Mr. Bush has successfully defied efforts by the Democratic-led Congress to force larger troop withdrawals. Still, with just 10 months before he hands off the war to a new president, Mr. Bush is concerned about his legacy on Iraq.
Both Democratic candidates have said they would begin withdrawing forces quickly if elected. Only expected GOP nominee John McCain has indicated he planned to continue Mr. Bush's strategy of bringing troops home only as conditions warrant.
The surge was meant to tamp down sectarian violence in Iraq so that the country's leaders would have time to advance legislation considered key to reconciliation between rival Shiite, Sunni and Kurdish communities. But the gains on the battlefield have not been matched by dramatic political progress, and violence again may be increasing.
Mr. Bush appeared to be referring to recent cooperation by local Iraqis with the U.S. military against the group known as al Qaeda in Iraq, a mostly homegrown, Sunni-based insurgency. Experts question how closely - or even whether - the group is connected to the international al Qaeda network. As for bin Laden, he is rarely heard from and is believed to be hiding in Pakistan.
As of Tuesday, at least 3,990 members of the U.S. military have died in the war, which has cost the U.S. roughly $500 billion. Nobel Prize-winning economist Joseph E. Stiglizt and Harvard University public finance expert Linda Bilmes have estimated the eventual cost at $3 trillion when all the expenses, including long-term care for veterans, are calculated.
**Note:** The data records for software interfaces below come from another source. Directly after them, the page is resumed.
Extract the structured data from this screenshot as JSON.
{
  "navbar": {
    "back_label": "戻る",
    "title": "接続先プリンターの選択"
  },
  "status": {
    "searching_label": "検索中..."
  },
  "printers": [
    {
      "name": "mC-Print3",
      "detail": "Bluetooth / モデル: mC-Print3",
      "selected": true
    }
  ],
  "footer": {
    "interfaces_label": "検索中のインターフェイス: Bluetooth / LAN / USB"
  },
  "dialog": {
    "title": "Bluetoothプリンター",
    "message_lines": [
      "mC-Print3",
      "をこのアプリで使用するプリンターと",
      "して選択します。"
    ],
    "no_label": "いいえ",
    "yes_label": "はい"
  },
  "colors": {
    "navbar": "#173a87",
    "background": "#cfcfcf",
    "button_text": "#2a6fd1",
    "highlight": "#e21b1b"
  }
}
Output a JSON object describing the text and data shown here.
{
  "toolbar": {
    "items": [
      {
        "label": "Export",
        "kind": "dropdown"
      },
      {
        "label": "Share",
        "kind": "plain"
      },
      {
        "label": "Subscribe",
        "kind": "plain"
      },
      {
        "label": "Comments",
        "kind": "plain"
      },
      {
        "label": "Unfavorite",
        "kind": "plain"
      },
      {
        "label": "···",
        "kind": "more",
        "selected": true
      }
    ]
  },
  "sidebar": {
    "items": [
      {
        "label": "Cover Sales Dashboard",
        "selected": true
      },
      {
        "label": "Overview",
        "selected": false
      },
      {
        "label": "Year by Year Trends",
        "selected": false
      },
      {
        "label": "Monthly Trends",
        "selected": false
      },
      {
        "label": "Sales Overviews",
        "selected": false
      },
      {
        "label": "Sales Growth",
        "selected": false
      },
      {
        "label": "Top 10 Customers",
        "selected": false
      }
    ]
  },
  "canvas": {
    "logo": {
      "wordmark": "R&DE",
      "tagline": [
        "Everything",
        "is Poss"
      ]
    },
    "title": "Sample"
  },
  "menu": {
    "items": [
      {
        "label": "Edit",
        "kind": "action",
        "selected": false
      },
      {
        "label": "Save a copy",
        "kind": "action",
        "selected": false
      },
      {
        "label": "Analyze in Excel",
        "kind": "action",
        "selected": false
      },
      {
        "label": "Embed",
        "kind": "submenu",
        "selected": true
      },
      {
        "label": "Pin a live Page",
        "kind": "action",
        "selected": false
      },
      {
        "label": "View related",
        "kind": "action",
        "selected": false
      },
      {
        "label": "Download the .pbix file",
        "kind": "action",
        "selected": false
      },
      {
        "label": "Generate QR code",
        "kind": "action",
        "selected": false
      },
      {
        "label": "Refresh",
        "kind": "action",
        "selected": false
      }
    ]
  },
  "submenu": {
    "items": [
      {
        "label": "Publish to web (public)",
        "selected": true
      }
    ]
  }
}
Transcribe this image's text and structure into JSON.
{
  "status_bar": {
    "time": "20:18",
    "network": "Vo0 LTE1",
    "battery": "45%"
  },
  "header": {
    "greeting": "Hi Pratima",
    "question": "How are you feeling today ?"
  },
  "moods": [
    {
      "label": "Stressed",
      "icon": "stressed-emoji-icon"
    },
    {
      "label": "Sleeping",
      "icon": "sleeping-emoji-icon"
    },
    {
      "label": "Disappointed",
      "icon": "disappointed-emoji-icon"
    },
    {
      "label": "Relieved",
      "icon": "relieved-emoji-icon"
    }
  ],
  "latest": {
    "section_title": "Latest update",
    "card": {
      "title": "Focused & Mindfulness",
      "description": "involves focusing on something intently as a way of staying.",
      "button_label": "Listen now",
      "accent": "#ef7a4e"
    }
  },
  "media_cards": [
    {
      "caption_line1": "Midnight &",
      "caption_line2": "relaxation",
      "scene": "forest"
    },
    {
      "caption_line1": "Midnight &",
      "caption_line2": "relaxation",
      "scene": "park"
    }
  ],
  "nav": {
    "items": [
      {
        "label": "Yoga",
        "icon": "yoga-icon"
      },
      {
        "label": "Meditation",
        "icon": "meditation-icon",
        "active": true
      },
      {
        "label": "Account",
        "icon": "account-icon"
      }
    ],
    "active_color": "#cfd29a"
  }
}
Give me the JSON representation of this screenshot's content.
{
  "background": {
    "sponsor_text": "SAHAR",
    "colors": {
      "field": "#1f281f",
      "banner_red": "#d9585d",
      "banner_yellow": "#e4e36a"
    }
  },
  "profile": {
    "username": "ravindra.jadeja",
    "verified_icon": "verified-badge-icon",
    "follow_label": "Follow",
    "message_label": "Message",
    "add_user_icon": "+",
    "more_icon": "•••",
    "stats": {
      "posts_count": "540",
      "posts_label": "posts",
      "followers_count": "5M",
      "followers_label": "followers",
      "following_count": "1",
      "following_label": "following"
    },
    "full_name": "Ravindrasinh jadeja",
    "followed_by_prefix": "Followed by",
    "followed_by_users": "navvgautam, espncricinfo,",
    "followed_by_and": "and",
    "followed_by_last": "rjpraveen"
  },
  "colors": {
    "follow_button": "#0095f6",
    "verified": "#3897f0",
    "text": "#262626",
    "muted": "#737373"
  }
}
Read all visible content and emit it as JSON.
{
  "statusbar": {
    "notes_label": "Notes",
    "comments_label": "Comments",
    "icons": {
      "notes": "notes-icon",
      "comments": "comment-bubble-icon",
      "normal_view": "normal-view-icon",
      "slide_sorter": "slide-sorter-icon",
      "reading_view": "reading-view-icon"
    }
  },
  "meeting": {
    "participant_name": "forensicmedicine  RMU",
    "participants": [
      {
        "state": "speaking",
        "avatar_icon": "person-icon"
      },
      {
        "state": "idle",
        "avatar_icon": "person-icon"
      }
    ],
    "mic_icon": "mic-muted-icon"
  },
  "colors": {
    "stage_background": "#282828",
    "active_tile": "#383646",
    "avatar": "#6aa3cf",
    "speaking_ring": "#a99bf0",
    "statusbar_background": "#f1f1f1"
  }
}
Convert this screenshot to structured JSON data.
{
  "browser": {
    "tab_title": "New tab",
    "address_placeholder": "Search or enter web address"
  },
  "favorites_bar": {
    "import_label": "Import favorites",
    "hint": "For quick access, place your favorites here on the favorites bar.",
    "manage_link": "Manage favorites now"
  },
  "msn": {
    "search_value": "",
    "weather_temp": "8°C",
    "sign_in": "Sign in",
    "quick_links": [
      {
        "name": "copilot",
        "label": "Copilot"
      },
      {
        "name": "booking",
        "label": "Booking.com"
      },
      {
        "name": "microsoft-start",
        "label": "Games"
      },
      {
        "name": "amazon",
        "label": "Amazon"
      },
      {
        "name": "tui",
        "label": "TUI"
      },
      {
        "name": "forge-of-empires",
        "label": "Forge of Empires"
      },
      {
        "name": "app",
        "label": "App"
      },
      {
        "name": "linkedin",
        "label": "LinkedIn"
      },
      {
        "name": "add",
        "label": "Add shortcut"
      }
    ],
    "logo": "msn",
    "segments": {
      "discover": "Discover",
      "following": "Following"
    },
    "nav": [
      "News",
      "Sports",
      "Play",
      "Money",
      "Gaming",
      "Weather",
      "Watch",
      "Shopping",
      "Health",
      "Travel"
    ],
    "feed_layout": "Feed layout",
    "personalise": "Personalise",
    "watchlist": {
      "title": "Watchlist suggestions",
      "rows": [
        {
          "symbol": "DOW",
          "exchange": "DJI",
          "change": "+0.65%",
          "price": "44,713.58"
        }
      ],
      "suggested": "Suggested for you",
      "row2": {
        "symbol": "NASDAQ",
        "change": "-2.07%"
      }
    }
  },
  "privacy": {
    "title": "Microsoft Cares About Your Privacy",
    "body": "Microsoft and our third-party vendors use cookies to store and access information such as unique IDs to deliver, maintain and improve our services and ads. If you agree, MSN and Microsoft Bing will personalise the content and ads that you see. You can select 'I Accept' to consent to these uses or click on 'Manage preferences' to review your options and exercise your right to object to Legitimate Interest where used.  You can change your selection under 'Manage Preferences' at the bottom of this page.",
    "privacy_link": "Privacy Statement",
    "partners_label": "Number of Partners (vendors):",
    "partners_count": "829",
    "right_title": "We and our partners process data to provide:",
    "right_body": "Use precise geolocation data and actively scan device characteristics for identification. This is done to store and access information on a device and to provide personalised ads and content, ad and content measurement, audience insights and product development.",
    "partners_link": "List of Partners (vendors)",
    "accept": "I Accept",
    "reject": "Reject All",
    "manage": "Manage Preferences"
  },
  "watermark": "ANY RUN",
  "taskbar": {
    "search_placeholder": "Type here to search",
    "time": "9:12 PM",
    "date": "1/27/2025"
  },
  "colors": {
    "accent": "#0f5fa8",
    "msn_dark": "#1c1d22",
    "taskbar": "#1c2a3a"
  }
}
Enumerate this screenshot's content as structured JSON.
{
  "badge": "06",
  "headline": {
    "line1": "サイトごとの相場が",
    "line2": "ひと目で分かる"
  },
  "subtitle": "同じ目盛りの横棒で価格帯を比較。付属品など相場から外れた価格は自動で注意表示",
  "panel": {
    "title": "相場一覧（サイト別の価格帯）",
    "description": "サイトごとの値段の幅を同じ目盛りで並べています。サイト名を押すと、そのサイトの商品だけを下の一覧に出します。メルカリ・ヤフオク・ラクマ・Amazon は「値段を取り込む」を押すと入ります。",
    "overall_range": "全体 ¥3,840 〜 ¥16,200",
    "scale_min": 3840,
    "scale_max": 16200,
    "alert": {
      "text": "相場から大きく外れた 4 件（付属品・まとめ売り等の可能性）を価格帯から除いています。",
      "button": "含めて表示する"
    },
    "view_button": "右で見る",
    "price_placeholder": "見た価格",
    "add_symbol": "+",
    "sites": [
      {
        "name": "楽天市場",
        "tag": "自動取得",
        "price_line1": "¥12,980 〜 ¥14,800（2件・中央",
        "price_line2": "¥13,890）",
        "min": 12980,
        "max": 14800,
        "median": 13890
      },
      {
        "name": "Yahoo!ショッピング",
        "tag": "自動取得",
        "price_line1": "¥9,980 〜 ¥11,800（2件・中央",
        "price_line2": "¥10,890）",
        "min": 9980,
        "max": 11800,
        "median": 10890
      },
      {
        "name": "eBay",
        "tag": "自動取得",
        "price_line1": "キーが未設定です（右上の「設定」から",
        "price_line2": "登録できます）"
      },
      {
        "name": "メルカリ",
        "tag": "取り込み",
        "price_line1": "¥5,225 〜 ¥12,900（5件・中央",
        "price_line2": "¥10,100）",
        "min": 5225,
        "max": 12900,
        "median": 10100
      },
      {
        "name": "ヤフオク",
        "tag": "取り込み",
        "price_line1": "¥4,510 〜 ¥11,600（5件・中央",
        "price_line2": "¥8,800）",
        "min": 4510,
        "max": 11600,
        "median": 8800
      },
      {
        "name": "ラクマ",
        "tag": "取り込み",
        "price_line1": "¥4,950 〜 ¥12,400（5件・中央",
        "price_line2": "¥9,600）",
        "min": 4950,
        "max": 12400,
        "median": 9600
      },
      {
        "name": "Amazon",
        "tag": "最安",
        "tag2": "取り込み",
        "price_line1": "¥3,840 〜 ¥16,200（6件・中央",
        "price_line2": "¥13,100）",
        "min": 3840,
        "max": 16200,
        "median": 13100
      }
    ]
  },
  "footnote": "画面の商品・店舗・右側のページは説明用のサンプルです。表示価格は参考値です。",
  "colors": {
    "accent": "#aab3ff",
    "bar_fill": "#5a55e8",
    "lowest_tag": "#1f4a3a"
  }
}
Without specifics, Mr. Bush decried those who have "exaggerated estimates of the costs of this war."
"War critics can no longer credibly argue that we are losing in Iraq, so now they argue the war costs too much," he said.